In determining which banks will receive part of the $250 billion rescue plan, the Treasury announced it will "look very favorably" on healthy institutions making an acquisition. Although the plan is supposed to bolster better lending practices, the money will probably foster consolidation, with some banks already reporting they intend to use the funds for acquisitions, according to the Wall Street Journal.
Those acquisitions will prove to be controversial, however, as Treasury Secretary Henry Paulson has repeatedly said the government's funding is intended to be used to restore confidence in the banking sector, allowing the banks to go back to better lending practices and encouraging investors.
"Our purpose is to increase the confidence of our banks, so that they will deploy, not hoard, that capital," Paulson said on Monday. Taxpayers would essentially be "footing the bill" the Journal says. Acquisitions within the banking industry would be less of a boost to the economy than would better loan practices.
The Treasury will use certain criteria to determine which banks will receive funding. Senior officials tell the Journal the Treasury will make investment decisions based on factors such as a bank's health and management and whether a bank is involved in or contemplating a merger transaction, though it doesn't want its money to be used directly for that purpose.
The Treasury will not make public the names of banks that are rejected, and government officials are debating whether banks will be required to notify shareholders of their rejection. The SEC declined to comment on this issue.
According to the Journal, many bank executives haven't decided whether they will apply for assistance. Those that don't participate either don't need more capital or are wary of government restrictions in areas such as dividend payments.

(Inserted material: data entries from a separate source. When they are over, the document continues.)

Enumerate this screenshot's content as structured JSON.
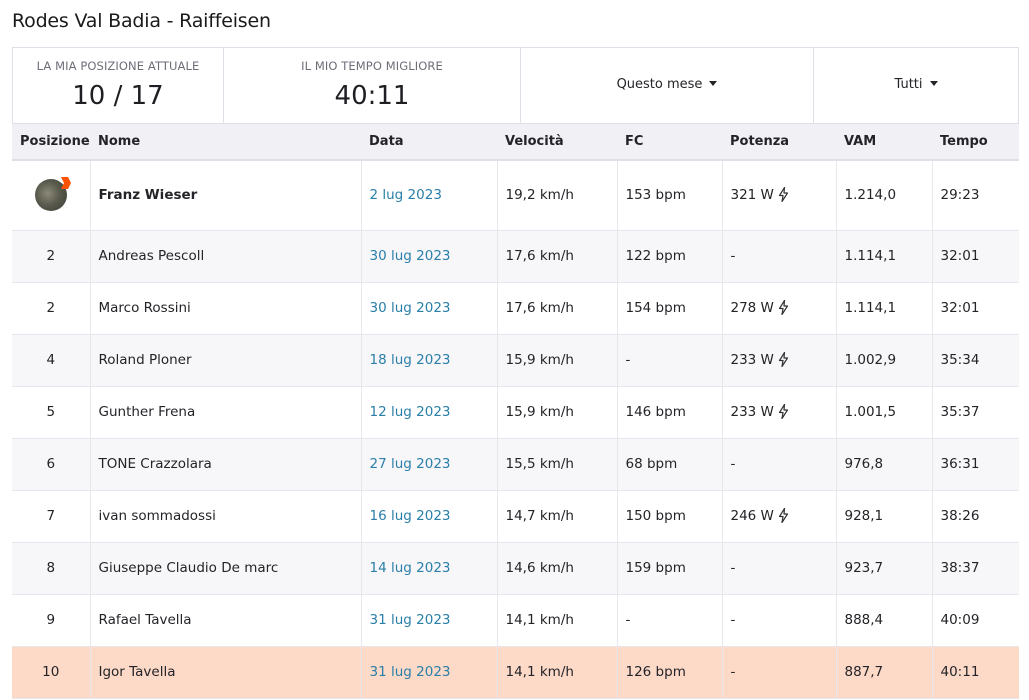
{
  "page_title": "Rodes Val Badia - Raiffeisen",
  "stats": {
    "position_label": "LA MIA POSIZIONE ATTUALE",
    "position_value": "10 / 17",
    "best_time_label": "IL MIO TEMPO MIGLIORE",
    "best_time_value": "40:11",
    "filter_period": "Questo mese",
    "filter_group": "Tutti"
  },
  "table": {
    "headers": {
      "position": "Posizione",
      "name": "Nome",
      "date": "Data",
      "speed": "Velocità",
      "hr": "FC",
      "power": "Potenza",
      "vam": "VAM",
      "time": "Tempo"
    },
    "rows": [
      {
        "rank": "",
        "name": "Franz Wieser",
        "date": "2 lug 2023",
        "speed": "19,2 km/h",
        "hr": "153 bpm",
        "power": "321 W",
        "vam": "1.214,0",
        "time": "29:23"
      },
      {
        "rank": "2",
        "name": "Andreas Pescoll",
        "date": "30 lug 2023",
        "speed": "17,6 km/h",
        "hr": "122 bpm",
        "power": "-",
        "vam": "1.114,1",
        "time": "32:01"
      },
      {
        "rank": "2",
        "name": "Marco Rossini",
        "date": "30 lug 2023",
        "speed": "17,6 km/h",
        "hr": "154 bpm",
        "power": "278 W",
        "vam": "1.114,1",
        "time": "32:01"
      },
      {
        "rank": "4",
        "name": "Roland Ploner",
        "date": "18 lug 2023",
        "speed": "15,9 km/h",
        "hr": "-",
        "power": "233 W",
        "vam": "1.002,9",
        "time": "35:34"
      },
      {
        "rank": "5",
        "name": "Gunther Frena",
        "date": "12 lug 2023",
        "speed": "15,9 km/h",
        "hr": "146 bpm",
        "power": "233 W",
        "vam": "1.001,5",
        "time": "35:37"
      },
      {
        "rank": "6",
        "name": "TONE Crazzolara",
        "date": "27 lug 2023",
        "speed": "15,5 km/h",
        "hr": "68 bpm",
        "power": "-",
        "vam": "976,8",
        "time": "36:31"
      },
      {
        "rank": "7",
        "name": "ivan sommadossi",
        "date": "16 lug 2023",
        "speed": "14,7 km/h",
        "hr": "150 bpm",
        "power": "246 W",
        "vam": "928,1",
        "time": "38:26"
      },
      {
        "rank": "8",
        "name": "Giuseppe Claudio De marc",
        "date": "14 lug 2023",
        "speed": "14,6 km/h",
        "hr": "159 bpm",
        "power": "-",
        "vam": "923,7",
        "time": "38:37"
      },
      {
        "rank": "9",
        "name": "Rafael Tavella",
        "date": "31 lug 2023",
        "speed": "14,1 km/h",
        "hr": "-",
        "power": "-",
        "vam": "888,4",
        "time": "40:09"
      },
      {
        "rank": "10",
        "name": "Igor Tavella",
        "date": "31 lug 2023",
        "speed": "14,1 km/h",
        "hr": "126 bpm",
        "power": "-",
        "vam": "887,7",
        "time": "40:11"
      }
    ],
    "power_icon": "lightning-bolt-icon",
    "leader_icon": "crown-icon",
    "highlight_color": "#fdd9c8",
    "link_color": "#2a7fa8"
  }
}
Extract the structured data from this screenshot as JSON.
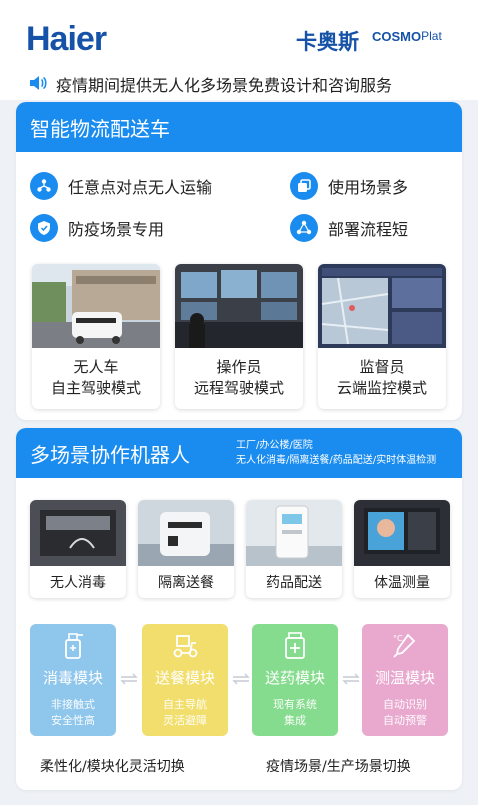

Banks have until Nov. 14 to submit an application to their primary regulators.